You can usually measure the cultural significance of a piece of architecture by how many times it’s been blown up in the movies. The Chrysler Building, for example, was struck by a meteor in Armageddon
, ravaged by an enormous lizard monster in Godzilla,
and consumed by a cataclysmic tidal wave in Deep Impact.
For whatever reason, filmmakers have decided the best way to drive home just how awful the apocalypse will be is to show the complete and utter destruction of our national treasures. (It will always be the iconic Brooklyn Bridge falling down, never the Queensborough.)
All of which is to say, the Chrysler Building is a permanent fixture in the American mosaic -- one of those buildings we hold near and dear to our patriotic hearts.
Except, of course, for the small caveat that the Chrysler Building is actually owned by the Abu Dhabi Investment Authority.
Yes, it’s another sad-but-true reminder of how many of our national treasures are American in name only. On July 9, 2008, the Abu Dhabi Investment Authority, or ADIA, reported that it had purchased a 90% stake in the building for $800 million.
So, let’s settle in and meet the new owners.
ADIA is a sovereign wealth fund owned by Abu Dhabi, United Arab Emirates. No one knows exactly how much money the fund has, but given that it manages approximately $1 trillion in excess oil reserves, we can assume it’s, well, a lot. And unlike most government-sponsored funds that usually stick to gold investments, ADIA invests heavily in international real estate and corporations. In 2007, the fund famously purchased a $7.5 billion stake in Citigroup
(C), becoming the bank’s second-largest shareholder.
Surely Walter Chrysler -- the original owner of the 77-story Art Deco masterpiece -- is rolling in his grave, right? Well, maybe. In reality, all things Chrysler-related have been going slowly international for years. From 1998 to 2007, Chrysler was part of the German company DaimlerChrysler AG. The Germans sold the majority of their stake back to the US-based private-equity firm Cerberus, but that arrangement didn’t last long. Chrysler went bankrupt in April 2009, and has since merged with the Italian automaker Fiat.
And to get technical about it, the Chrysler Building hasn’t been in exclusively American hands since 2001 when TMW, a German investment fund, purchased a 75% stake in the building from Tishman Speyer.
Foreign investors pouring money into New York City properties is nothing new. During the 1980s real estate boom, Japanese investors snapped up buildings with unsettling efficiency. Sure, they lost billions when property values sank by nearly 50% during the recession in the early 1990s, but still, it hurt American pride. When Mitsubishi purchased Rockefeller Center, there was downright outrage.
But today, there’s little indignation over the Chrysler Building purchase. No riots in the street. No organized protests. Nada. Maybe multi-million dollar real estate deals just don’t hold our attention like they used to. Maybe we’ve all become too cynical. Hell, maybe we’re just happy that anyone would invest in us at all, these days.

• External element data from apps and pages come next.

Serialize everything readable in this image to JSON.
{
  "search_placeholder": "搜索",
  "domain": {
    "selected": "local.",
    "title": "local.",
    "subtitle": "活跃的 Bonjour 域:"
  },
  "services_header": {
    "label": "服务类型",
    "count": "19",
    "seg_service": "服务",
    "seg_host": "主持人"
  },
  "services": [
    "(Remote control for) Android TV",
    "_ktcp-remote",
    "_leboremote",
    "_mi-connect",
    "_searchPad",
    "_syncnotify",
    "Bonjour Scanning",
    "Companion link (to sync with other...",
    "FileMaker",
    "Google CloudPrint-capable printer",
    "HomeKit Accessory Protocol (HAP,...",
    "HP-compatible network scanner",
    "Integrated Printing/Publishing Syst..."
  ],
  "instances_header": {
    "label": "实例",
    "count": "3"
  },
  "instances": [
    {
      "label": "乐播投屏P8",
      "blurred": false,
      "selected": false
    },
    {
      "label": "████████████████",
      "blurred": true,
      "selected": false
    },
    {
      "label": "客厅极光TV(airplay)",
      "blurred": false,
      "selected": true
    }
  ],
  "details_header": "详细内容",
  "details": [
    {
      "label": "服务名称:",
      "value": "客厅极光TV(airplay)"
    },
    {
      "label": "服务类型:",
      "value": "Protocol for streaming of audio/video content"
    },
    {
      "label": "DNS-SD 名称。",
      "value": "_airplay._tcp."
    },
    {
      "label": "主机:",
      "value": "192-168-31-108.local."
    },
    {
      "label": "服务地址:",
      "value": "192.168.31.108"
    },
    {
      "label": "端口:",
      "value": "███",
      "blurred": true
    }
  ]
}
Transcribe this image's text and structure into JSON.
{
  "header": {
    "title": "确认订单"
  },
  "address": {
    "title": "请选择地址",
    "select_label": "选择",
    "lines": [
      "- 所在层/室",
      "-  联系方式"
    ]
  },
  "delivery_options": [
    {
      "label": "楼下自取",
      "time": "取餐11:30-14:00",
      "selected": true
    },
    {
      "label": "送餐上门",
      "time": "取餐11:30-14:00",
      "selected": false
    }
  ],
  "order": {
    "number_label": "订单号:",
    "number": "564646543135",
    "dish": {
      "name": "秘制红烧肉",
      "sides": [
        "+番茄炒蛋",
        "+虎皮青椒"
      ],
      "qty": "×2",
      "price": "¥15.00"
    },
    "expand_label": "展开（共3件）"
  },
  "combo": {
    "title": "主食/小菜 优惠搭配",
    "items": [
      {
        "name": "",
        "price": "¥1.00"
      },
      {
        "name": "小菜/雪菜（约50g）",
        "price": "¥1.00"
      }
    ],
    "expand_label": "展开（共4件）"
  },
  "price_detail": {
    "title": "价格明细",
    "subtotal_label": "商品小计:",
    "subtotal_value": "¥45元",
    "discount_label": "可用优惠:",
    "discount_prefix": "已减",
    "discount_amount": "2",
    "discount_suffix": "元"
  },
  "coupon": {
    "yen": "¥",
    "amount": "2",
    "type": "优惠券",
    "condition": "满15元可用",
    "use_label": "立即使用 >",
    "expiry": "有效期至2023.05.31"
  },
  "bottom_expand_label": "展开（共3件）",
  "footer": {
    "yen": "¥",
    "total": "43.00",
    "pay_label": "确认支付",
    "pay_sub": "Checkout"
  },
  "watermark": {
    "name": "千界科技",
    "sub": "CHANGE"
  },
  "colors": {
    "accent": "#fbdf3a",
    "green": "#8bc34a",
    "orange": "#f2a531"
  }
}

Or maybe we’re just of the opinion that some of the best stuff in the city has always had foreign fingerprints.
After all, even Lady Liberty was made by the French.
No positions in stocks mentioned.
The information on this website solely reflects the analysis of or opinion about the performance of securities and financial markets by the writers whose articles appear on the site. The views expressed by the writers are not necessarily the views of Minyanville Media, Inc. or members of its management. Nothing contained on the website is intended to constitute a recommendation or advice addressed to an individual investor or category of investors to purchase, sell or hold any security, or to take any action with respect to the prospective movement of the securities markets or to solicit the purchase or sale of any security. Any investment decisions must be made by the reader either individually or in consultation with his or her investment professional. Minyanville writers and staff may trade or hold positions in securities that are discussed in articles appearing on the website. Writers of articles are required to disclose whether they have a position in any stock or fund discussed in an article, but are not permitted to disclose the size or direction of the position. Nothing on this website is intended to solicit business of any kind for a writer's business or fund. Minyanville management and staff as well as contributing writers will not respond to emails or other communications requesting investment advice.
Copyright 2011 Minyanville Media, Inc. All Rights Reserved.